15 Aug 2020 3:45 PM GMT
Amid intense debates about the justness of the Supreme Court's contempt verdict against Advocate Prashant Bhushan for his tweets against the judiciary and the Chief Justice of India, an order passed by the top court in 2018 assumes relevance.That was a case pertaining to a contempt action against an advocate of the Punjab and Haryana High Court for making a Facebook post against a...
Amid intense debates about the justness of the Supreme Court's contempt verdict against Advocate Prashant Bhushan for his tweets against the judiciary and the Chief Justice of India, an order passed by the top court in 2018 assumes relevance.
That was a case pertaining to a contempt action against an advocate of the Punjab and Haryana High Court for making a Facebook post against a judge.
Manish Vashisht, an advocate and also a correspondent of 'Punjab Kesari' daily, made a Facebook post in 2017 against Justice Inderjit Singh of HC alleging that the judge dismissed three of his cases illegally, without hearing him. He went on to say that the judge took a week to release the judgment as he had no idea what to write in it. The order was not a speaking order. Not stopping there, the advocate said that a better judgment could have been written by a magistrate. Though High Court judges admonish Magistrates for not uploading orders on the same day, they themselves are not uploading orders even after 7 days, he added in the post.
After coming to know about the Facebook post, Justice Inderjit Singh initiated suo moto contempt proceedings against the advocate and referred the matter to a division bench.
The case was considered by a division bench of Justices M.S. Bedi and Hari Pal Verma.
The advocate-journalist, in response to the contempt notice, argued that the court could not be a prosecutor and a judge of its own cause. The division bench rejected his contentions by stating that High Court has inherent power under Article 215 of the Constitution to exercise contempt jurisdiction to protect its dignity and authority.
The Court held that the advocate's post amounted to contempt of court :
"He is held guilty of having committed contempt of Court by issuing contemptuous publication, annexure P-8, alleging that the judgment passed against him by the High Court was not speaking and a better decision could have been written by a Magistrate. The Judge had not uploaded the judgment as the Judge might not have understood what was to be written.Such a derogatory remark is contemptuous on the face of it as such the contemnor is held guilty of having committed contempt of court".
Though he urged that leniency may be shown in sentence considering the fact that he was an advocate, the Court turned down this plea and sentenced him to one month imprisonment.
The Court observed that advocates, as officers of the court, have to maintain the dignity and authority of the court.
"The dignity and authority of the court has to be maintained not only by the general public but also by the advocates who constitute an important part of the system of administration of justice and are considered as officers of the Court".
The HC suspended the sentence for a period of one month to enable him to appeal to the Supreme Court.

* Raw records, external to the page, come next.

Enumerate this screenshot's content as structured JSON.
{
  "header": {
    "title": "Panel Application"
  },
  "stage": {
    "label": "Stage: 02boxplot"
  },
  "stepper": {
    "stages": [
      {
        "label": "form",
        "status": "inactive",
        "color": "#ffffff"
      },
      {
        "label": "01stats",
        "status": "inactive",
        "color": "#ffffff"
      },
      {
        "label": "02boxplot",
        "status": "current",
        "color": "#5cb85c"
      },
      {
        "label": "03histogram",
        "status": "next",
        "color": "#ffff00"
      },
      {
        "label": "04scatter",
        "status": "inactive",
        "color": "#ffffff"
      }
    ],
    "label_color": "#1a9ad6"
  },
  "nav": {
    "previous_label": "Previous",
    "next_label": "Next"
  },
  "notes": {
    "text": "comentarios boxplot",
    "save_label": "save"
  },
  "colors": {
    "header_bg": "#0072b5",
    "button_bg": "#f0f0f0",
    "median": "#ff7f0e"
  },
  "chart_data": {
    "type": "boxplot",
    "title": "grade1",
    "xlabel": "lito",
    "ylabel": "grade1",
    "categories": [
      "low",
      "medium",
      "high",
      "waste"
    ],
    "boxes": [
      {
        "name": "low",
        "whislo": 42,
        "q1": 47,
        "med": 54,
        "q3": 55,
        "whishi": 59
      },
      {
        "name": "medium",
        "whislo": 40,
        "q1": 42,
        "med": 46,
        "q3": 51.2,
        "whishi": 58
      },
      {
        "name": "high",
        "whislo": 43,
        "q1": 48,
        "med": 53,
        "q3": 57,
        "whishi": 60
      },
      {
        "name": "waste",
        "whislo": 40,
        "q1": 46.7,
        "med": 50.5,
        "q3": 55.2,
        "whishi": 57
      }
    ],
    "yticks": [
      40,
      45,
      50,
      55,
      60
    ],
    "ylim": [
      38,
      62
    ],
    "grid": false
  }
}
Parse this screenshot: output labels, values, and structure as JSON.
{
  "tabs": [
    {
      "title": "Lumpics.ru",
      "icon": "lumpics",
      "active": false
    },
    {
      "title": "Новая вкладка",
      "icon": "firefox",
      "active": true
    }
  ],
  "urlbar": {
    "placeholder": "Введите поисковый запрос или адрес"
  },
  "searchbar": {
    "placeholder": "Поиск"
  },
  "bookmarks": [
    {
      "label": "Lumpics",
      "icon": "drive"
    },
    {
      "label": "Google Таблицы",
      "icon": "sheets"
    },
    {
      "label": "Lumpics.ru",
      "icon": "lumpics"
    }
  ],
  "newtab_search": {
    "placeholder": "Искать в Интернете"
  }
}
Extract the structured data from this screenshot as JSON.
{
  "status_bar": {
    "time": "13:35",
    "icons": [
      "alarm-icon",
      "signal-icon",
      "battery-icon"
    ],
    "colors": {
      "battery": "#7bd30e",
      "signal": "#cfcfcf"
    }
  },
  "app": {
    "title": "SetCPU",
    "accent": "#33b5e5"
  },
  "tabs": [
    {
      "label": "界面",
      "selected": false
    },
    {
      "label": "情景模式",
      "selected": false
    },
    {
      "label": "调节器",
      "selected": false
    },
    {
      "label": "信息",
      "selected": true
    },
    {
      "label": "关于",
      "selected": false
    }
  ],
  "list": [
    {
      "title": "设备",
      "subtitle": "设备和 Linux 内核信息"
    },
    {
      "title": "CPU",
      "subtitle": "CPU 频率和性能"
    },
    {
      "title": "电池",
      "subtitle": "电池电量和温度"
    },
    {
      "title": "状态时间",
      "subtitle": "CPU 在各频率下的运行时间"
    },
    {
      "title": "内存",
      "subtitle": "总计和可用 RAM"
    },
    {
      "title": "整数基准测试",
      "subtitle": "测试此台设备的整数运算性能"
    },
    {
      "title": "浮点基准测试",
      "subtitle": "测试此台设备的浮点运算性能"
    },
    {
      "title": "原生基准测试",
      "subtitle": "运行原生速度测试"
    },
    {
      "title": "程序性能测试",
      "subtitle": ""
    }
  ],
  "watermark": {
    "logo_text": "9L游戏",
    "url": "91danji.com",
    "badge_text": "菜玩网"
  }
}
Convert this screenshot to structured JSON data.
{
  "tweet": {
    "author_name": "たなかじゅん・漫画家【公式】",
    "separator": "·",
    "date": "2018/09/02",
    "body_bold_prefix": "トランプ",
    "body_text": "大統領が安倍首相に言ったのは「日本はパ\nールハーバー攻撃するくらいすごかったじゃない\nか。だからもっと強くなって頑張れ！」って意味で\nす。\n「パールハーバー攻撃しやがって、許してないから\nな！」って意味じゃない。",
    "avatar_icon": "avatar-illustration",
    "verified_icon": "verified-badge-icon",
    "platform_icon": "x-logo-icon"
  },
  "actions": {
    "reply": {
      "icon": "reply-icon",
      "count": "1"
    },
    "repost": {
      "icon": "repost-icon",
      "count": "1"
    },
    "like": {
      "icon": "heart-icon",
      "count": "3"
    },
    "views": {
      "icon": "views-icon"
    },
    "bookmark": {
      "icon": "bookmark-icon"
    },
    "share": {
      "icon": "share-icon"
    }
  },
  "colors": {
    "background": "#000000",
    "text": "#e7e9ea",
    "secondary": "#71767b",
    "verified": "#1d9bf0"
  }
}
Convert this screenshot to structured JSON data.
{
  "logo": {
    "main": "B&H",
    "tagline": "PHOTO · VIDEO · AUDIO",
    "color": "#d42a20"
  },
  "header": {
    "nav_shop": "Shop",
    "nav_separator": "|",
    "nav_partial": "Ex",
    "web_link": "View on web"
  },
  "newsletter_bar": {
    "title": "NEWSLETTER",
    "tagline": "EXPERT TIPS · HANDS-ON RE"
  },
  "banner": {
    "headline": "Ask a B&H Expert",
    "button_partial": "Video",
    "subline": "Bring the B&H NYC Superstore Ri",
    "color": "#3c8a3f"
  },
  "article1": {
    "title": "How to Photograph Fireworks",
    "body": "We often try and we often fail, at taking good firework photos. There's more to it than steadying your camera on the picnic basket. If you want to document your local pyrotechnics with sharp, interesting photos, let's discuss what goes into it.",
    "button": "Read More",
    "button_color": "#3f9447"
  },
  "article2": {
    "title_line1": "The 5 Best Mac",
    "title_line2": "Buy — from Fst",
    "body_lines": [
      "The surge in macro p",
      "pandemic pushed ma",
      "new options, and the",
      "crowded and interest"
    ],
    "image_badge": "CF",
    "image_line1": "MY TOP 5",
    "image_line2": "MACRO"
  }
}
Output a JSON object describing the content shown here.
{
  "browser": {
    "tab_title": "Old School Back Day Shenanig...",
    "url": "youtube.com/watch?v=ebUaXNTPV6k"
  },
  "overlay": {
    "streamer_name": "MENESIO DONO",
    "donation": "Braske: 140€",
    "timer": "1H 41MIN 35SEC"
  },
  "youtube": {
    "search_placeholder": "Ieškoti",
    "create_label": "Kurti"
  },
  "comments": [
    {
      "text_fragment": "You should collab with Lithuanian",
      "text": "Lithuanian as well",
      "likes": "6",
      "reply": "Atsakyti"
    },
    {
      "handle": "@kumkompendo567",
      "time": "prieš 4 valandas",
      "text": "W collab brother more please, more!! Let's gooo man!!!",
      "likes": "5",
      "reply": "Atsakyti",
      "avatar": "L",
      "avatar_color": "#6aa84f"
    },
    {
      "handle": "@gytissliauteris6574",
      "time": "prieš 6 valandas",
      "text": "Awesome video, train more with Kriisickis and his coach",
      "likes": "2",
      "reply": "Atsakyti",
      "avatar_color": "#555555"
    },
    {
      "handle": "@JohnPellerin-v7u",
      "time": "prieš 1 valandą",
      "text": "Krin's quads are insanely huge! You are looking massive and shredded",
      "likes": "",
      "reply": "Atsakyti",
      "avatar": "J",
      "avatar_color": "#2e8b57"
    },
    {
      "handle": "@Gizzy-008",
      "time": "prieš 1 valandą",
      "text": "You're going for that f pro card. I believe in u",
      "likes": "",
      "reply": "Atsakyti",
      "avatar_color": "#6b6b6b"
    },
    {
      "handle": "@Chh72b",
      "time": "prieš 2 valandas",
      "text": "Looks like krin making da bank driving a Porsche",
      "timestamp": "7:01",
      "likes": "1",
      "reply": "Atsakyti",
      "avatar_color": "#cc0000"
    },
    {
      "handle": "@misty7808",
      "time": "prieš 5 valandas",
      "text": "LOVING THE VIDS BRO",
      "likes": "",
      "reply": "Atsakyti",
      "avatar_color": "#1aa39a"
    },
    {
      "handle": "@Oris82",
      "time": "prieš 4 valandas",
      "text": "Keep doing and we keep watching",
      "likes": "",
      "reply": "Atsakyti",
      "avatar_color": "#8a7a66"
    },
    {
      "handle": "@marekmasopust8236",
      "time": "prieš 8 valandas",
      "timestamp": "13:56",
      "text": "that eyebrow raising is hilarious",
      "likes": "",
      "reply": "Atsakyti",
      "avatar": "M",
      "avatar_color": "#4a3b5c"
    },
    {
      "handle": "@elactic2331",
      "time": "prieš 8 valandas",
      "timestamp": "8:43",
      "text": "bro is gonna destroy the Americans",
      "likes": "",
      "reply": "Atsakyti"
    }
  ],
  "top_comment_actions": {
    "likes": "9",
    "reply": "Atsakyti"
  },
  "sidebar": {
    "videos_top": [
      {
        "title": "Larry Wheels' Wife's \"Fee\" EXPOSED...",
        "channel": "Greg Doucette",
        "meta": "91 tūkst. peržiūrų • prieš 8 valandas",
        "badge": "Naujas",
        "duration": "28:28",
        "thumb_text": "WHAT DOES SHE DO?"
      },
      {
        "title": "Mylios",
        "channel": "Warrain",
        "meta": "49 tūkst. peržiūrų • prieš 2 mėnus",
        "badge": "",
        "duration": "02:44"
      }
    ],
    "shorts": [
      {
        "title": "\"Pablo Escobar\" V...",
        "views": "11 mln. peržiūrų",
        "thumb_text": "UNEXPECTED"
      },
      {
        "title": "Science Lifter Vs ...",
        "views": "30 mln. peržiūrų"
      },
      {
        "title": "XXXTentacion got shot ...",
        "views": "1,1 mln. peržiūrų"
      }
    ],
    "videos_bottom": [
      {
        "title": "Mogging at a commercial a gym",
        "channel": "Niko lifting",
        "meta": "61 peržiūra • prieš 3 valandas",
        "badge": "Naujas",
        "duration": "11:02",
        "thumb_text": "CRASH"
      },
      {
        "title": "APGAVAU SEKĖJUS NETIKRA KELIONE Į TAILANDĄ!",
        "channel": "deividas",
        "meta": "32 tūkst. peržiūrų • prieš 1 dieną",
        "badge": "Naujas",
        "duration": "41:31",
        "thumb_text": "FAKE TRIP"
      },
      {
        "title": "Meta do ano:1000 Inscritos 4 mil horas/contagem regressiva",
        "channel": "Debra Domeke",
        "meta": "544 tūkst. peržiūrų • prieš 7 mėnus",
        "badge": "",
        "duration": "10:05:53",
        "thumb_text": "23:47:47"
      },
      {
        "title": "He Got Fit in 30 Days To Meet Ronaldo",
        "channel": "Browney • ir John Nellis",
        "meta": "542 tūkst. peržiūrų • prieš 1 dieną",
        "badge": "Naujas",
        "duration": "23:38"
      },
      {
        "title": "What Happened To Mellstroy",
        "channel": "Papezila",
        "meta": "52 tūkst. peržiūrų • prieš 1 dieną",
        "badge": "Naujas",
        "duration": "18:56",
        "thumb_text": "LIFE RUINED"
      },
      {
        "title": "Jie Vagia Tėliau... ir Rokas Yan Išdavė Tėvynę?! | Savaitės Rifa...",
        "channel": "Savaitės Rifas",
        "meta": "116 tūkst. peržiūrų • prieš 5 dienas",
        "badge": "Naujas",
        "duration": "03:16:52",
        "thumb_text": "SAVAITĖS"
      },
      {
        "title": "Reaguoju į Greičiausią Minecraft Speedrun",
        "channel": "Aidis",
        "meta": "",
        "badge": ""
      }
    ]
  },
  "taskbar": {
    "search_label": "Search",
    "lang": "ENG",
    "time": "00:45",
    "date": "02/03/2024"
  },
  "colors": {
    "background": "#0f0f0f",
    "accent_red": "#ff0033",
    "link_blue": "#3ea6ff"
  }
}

Supreme Court's order
The Supreme Court set aside his conviction and sentence in a one-page order, observing that it was not a case where contempt action should have been taken in the first place.
The short order of the apex court did not discuss the merits of the matter in detail while overturning the HC decision.
"We have gone through the matter in detail and are of the view that it was not a case where the contempt action should have been taken against the appellant who is an Advocate. We thus allow this appeal and set aside the impugned order passed by the High Court," said a bench of Justice AK Sikri and Justice R Subhash Reddy in the order passed on November 12, 2018.
On August 14, the Supreme Court held Bhushan guilty of criminal contempt for tweeting against the judiciary. One tweet, made in reference to a picture of CJI Bobde seated on a Harley Davidson bike, alleged that the CJI was enjoying expensive bike rides while keeping the Supreme Court under lockdown.
Another tweet alleged that the Supreme Court contributed to the destruction of democracy in the last six years, and the last 4 CJIs played a particular role in that.
The Court held that the tweets were based on "distorted facts" and had the effect of undermining the authority and dignity of the court.
"The tweet has the effect of destabilising the very foundation of this important pillar of the Indian democracy...There is no manner of doubt, that the tweet tends to shake the public confidence in the institution of judiciary", observed a bench of Justices Arun Mishra, B R Gavai and Krishna Murari in the judgment.
Click here to download the P&H HC judgment in the contempt case against Manish Vashisht
Click here to download the SC order setting aside the contempt verdict against Manish Vashisht.